Whether one does or does not have a taste for this
genre — basically music hall Gilbert and Sullivan — the Asian
stereotyping and parody here will either strike one as innocuous,
perhaps at worst an unfortunate residue of a different time or place —
or as completely beyond the bounds of civil etiquette.
From “Chon Kina”:
I’m the smartest little geisha in Japan
And the people call me Roli Poli San....
Chon kina, chon kina
Chon kina, chon kina
Nagasaki, Yokohama, Hakodaate ho!
From “Jolly young Jacks are we”:
We’ve seen all sorts and sizes too-
Some rather quaintly dress’d ones;
But give me eyes of English blue-
Believe me, they’re the best ones!
And — hold on — from “The Toy Monkey”:
Nobody doubts that this horrid Japanese
Wives — orientally has got;
One, two, three, or as many as you please....
Click! Click! he’s a monkey on a stick....
So I’ll keep him alive
Till my English friends arrive-
When I’ll wish him a polite good-day.
That number — written by a Lionel Monckton and inserted into
Sidney Jones’s score — precedes the charming ditty,
“Ching-a-ring-a-ree.” We will not go there.
Hyperion evidently has no compunctions recording — and then
re-releasing — this material. The well-written booklet essay elaborates
on Jones’s career and times, but never ventures a word regarding the
material, other than to explain that Jones’s hit followed on the
success of The Mikado. The
score couldn’t hope for a better performance; Ronald Corp leads the New

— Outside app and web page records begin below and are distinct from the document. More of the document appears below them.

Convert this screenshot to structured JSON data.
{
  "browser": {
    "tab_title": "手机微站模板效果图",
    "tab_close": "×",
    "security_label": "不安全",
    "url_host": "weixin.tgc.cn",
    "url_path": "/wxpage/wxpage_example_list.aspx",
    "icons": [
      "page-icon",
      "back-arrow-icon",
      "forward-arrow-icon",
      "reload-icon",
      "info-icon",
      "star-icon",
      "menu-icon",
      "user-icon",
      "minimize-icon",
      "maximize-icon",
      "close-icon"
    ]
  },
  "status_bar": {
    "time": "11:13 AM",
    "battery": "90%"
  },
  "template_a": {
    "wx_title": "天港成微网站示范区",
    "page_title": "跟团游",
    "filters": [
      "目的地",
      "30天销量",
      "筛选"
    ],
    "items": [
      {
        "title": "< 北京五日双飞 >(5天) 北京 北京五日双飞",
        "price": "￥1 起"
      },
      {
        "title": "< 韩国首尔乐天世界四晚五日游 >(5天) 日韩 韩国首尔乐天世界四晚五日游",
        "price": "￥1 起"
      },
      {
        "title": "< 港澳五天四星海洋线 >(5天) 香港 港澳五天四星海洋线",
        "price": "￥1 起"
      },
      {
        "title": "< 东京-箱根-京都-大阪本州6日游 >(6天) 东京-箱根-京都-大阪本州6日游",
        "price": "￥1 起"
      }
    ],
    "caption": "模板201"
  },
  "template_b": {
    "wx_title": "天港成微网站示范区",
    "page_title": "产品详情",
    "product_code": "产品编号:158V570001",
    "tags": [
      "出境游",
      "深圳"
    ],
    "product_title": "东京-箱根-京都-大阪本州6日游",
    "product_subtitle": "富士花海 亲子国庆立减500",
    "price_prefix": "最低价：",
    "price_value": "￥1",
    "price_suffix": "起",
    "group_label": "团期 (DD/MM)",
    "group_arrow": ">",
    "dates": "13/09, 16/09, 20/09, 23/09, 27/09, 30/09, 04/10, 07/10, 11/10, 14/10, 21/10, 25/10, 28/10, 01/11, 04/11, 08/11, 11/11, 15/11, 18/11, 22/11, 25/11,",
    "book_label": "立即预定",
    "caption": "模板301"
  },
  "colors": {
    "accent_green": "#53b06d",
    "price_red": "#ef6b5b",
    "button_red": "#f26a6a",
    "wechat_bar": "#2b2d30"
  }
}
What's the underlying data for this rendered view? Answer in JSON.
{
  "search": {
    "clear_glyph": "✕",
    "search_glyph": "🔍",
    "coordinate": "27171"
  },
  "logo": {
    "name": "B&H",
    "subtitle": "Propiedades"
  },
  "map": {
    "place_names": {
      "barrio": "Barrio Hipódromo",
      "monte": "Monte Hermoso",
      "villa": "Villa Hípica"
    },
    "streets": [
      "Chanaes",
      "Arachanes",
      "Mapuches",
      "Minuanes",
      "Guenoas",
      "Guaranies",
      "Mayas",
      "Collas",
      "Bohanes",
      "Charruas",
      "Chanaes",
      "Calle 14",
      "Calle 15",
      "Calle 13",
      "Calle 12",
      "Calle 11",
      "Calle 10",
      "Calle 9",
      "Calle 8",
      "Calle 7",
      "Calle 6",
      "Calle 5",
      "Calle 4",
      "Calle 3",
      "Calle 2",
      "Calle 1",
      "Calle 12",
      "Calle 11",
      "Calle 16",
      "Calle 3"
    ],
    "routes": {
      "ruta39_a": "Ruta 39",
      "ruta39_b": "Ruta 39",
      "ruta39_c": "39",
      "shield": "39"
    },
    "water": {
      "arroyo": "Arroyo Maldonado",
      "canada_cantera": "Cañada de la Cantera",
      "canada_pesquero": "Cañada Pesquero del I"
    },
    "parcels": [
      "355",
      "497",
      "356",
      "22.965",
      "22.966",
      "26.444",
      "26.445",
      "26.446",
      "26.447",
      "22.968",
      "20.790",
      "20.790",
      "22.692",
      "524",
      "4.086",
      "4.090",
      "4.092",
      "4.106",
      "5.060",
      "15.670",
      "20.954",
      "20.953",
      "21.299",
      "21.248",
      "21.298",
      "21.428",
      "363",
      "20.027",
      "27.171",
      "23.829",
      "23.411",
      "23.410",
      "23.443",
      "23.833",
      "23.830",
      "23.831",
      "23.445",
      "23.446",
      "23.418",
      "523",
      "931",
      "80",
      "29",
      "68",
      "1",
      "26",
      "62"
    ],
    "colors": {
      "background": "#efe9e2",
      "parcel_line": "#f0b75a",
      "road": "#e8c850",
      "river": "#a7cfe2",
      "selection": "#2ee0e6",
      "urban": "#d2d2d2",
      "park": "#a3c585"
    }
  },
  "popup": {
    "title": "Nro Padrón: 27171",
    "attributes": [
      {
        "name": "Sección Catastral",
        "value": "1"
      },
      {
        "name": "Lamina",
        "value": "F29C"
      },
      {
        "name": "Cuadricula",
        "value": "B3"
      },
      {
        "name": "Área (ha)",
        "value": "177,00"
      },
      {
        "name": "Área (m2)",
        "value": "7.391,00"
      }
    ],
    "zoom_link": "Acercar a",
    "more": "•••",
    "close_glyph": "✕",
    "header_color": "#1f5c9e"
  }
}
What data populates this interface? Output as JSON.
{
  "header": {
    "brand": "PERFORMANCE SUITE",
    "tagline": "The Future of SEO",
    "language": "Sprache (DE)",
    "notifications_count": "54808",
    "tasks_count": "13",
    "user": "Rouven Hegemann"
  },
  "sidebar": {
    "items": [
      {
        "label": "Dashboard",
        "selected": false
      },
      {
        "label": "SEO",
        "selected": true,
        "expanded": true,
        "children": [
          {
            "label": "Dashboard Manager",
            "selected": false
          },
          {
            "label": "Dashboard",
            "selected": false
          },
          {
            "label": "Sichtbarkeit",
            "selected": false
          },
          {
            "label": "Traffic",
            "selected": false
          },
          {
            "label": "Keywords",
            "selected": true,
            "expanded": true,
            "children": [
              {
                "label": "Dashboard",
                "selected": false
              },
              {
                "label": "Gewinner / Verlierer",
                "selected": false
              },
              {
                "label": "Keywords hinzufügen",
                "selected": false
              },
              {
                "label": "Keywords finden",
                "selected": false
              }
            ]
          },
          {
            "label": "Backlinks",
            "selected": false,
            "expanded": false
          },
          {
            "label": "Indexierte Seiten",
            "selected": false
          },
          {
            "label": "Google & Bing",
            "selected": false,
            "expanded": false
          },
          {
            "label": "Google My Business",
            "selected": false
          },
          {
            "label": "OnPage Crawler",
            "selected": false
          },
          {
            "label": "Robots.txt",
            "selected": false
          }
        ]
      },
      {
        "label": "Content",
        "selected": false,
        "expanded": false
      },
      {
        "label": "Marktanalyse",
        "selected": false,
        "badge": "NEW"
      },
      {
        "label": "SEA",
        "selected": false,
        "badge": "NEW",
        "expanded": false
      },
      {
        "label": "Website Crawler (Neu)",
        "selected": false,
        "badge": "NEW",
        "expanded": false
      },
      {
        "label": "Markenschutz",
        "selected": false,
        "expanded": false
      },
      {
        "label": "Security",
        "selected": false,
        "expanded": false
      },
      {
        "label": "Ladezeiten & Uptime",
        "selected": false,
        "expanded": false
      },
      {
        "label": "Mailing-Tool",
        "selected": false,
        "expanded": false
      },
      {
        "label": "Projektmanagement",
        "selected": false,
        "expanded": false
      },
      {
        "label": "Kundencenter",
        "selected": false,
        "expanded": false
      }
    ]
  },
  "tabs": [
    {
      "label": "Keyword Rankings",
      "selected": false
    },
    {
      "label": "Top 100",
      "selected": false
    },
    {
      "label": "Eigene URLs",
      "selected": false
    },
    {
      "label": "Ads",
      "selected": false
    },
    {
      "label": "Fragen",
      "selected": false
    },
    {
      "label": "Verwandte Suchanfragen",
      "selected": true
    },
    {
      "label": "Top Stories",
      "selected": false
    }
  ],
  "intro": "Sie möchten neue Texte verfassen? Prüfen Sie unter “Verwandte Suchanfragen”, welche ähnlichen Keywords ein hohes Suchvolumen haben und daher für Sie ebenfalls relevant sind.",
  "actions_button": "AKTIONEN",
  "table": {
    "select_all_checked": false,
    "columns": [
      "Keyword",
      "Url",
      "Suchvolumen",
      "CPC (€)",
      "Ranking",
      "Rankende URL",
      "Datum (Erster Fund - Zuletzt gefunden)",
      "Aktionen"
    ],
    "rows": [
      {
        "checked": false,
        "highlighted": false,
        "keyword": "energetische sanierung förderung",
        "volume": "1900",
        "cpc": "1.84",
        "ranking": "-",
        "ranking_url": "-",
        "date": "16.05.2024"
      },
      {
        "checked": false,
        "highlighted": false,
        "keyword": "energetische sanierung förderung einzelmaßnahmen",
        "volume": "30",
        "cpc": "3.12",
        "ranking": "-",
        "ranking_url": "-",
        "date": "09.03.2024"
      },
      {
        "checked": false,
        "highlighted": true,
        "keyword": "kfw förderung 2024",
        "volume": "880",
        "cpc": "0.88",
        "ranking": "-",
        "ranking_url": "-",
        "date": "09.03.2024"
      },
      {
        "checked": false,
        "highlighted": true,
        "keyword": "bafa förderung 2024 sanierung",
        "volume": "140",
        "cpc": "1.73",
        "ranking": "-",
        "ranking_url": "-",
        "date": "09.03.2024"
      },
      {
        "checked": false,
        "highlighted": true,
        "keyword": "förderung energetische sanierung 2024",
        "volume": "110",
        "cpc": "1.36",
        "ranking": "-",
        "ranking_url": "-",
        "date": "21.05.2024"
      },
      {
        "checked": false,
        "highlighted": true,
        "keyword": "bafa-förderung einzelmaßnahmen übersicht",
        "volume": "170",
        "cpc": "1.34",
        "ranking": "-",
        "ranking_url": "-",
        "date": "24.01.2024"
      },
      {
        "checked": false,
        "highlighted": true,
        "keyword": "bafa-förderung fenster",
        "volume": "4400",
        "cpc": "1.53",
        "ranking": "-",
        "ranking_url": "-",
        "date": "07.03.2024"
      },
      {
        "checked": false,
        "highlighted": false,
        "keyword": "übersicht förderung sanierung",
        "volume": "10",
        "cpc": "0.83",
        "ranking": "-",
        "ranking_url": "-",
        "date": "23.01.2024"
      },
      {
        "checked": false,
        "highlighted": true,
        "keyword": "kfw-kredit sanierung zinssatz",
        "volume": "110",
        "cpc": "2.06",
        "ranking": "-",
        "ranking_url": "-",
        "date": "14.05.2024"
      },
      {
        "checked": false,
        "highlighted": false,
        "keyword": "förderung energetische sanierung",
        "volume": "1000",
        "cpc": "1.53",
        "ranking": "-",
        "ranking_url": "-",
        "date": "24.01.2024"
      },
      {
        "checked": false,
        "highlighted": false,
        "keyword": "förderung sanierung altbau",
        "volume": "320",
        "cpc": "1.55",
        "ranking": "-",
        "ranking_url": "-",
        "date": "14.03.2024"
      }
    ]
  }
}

London Orchestra and a fine cast of singers, including Christopher
Maltman and Sarah Walker.
Basically this is a series of songs, mostly relentlessly upbeat, in the
“toe-tapping” mode, but with a weepy ballad or two thrown in. Most all
the tunes start on the tonic and return there as often as possible.
After about 10 minutes, how good some of Wagner’s knottiest chromaticism
would sound. After 30 minutes, one longs for Wozzeck, some Moses und Aron, Die Soldaten. As the 75-minute mark approaches, keep any sharp objects away — the threat to do damage to one’s own eardrums is very real.
Evidently there is an audience for this music, as Hyperion has found
the original recording worthy of re-release on its “budget” label, Helios. If Jack Bauer, during next season’s 24,
must refrain from the more physical methods of extracting information
from hideous terrorists, perhaps he will avail himself of a boombox and
this recording, press the “repeat” button, sit back, and wait for the screaming to start. The world will be safe soon enough.
Los Angeles Unified School District, Secondary Literacy